_INSTRUCTIONS FOR THE TASK_
Each line below with the string "layout" should be copied.

_DATA TO EXAMINE_
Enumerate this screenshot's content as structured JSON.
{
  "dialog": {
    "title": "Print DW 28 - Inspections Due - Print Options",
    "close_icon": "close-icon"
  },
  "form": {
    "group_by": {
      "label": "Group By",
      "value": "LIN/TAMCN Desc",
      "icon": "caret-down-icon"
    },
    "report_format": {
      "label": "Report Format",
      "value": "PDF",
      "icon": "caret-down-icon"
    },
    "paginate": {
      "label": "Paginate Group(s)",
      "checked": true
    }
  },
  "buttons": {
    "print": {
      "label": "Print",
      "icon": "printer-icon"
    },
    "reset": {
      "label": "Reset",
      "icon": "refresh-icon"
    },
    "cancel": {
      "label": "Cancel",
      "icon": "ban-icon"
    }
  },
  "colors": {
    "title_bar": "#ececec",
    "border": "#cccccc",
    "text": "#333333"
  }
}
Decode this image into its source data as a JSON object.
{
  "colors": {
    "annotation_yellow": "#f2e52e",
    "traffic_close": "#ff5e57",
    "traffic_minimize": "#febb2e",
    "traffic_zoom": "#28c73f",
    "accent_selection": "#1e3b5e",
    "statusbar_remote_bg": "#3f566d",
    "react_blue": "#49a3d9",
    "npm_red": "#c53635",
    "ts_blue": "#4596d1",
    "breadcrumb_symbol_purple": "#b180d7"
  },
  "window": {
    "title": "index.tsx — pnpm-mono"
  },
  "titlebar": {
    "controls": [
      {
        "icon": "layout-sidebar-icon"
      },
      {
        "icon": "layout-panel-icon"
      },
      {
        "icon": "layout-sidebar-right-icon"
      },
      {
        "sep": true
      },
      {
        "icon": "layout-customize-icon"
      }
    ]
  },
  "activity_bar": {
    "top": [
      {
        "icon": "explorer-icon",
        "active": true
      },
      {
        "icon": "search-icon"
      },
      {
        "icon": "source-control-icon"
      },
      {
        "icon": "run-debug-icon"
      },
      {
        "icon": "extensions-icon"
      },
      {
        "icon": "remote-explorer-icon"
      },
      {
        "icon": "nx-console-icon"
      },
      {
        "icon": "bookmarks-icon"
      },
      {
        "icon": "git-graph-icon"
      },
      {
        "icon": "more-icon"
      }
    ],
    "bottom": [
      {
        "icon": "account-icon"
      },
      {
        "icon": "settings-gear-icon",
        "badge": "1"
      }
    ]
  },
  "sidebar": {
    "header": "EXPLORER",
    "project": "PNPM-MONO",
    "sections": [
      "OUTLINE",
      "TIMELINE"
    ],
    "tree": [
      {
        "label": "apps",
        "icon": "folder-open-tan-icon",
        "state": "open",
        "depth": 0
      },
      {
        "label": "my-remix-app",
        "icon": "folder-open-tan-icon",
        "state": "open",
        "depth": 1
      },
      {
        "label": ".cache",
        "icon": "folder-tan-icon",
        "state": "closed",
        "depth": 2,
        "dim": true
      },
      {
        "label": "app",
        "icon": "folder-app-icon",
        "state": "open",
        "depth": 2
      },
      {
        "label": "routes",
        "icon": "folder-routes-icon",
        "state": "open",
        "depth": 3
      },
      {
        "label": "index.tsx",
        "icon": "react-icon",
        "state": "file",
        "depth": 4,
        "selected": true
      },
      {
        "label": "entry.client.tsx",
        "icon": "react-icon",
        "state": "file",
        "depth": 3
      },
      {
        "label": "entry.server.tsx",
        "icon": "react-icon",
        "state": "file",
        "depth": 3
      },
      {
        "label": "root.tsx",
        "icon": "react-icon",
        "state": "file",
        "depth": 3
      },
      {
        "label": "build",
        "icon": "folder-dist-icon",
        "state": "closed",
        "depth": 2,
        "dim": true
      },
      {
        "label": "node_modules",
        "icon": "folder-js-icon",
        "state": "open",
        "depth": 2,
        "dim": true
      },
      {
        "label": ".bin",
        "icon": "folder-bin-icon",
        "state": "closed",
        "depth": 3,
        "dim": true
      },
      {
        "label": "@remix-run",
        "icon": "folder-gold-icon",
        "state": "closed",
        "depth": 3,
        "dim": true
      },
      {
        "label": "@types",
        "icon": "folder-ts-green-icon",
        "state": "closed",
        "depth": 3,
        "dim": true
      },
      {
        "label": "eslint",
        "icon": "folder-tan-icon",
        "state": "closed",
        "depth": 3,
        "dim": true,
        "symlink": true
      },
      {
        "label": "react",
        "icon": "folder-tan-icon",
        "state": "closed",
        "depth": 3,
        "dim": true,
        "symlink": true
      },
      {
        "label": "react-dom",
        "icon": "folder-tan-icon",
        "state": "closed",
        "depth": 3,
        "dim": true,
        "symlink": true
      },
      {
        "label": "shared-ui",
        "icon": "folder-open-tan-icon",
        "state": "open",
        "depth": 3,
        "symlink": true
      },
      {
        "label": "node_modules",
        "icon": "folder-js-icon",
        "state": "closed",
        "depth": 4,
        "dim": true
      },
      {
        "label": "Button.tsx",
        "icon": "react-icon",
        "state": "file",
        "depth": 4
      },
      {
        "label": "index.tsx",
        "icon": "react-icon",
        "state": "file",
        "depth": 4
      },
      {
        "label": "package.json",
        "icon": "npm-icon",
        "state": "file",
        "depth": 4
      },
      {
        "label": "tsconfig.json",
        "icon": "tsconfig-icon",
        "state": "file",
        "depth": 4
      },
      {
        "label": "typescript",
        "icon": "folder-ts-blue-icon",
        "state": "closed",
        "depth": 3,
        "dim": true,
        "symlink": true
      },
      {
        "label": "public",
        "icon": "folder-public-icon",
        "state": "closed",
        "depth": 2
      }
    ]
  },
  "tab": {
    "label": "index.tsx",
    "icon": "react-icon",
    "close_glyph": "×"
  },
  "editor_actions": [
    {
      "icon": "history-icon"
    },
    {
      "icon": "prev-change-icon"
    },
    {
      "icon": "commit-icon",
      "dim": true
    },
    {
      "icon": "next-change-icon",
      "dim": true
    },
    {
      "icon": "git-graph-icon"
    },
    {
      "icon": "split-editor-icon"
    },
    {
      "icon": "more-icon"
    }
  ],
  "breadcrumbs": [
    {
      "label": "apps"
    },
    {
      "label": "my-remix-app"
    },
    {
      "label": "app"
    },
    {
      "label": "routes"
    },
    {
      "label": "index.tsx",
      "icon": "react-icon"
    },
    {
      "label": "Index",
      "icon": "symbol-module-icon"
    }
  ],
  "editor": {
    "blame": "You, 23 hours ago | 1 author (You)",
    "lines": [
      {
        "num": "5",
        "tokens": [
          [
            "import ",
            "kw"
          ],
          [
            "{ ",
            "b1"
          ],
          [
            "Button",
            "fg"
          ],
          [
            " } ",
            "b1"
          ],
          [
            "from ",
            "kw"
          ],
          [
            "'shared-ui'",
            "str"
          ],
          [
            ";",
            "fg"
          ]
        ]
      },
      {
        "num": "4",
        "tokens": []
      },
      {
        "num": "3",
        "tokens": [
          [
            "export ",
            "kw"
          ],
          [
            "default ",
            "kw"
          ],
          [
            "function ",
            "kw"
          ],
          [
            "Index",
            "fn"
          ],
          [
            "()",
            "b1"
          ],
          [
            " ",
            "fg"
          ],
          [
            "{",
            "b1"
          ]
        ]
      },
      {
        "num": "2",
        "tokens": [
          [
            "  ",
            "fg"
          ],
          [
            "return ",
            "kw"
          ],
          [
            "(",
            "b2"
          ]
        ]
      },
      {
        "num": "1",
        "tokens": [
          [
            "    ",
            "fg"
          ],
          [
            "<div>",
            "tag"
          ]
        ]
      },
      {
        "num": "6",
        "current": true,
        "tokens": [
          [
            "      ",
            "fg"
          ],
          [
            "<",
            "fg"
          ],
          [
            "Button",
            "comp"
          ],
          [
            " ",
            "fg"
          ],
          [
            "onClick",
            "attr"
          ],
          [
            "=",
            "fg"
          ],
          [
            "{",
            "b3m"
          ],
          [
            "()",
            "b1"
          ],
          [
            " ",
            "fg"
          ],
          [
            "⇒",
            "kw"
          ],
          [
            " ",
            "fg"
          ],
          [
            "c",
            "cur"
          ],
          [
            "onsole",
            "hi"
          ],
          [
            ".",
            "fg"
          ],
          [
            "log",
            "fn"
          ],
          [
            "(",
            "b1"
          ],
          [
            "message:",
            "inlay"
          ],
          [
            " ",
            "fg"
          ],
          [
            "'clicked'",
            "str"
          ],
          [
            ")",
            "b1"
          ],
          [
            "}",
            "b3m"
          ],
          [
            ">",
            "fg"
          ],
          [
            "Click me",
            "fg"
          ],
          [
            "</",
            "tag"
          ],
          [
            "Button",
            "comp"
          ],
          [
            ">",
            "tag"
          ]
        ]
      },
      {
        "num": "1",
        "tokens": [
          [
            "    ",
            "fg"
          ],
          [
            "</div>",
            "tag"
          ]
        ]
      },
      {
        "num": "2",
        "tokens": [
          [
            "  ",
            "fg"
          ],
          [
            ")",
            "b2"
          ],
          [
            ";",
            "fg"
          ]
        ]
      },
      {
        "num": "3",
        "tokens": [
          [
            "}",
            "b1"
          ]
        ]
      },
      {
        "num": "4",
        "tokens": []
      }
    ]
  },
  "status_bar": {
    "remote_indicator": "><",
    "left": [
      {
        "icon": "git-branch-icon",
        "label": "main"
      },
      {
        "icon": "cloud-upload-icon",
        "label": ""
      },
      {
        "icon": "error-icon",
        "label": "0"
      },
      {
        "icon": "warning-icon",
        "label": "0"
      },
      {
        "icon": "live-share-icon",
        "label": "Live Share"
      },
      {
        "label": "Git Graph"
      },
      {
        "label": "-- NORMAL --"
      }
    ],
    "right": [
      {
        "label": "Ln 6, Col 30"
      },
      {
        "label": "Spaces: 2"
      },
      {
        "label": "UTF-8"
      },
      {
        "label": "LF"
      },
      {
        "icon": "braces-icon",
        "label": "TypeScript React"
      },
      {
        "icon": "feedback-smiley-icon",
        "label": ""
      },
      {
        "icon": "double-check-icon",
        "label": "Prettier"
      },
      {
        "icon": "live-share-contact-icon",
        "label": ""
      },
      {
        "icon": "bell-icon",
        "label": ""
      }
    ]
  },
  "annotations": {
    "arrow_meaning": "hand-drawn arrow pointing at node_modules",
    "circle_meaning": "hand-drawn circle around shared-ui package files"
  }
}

_PROBLEM SOLUTION_
        "icon": "layout-sidebar-icon"
        "icon": "layout-panel-icon"
        "icon": "layout-sidebar-right-icon"
        "icon": "layout-customize-icon"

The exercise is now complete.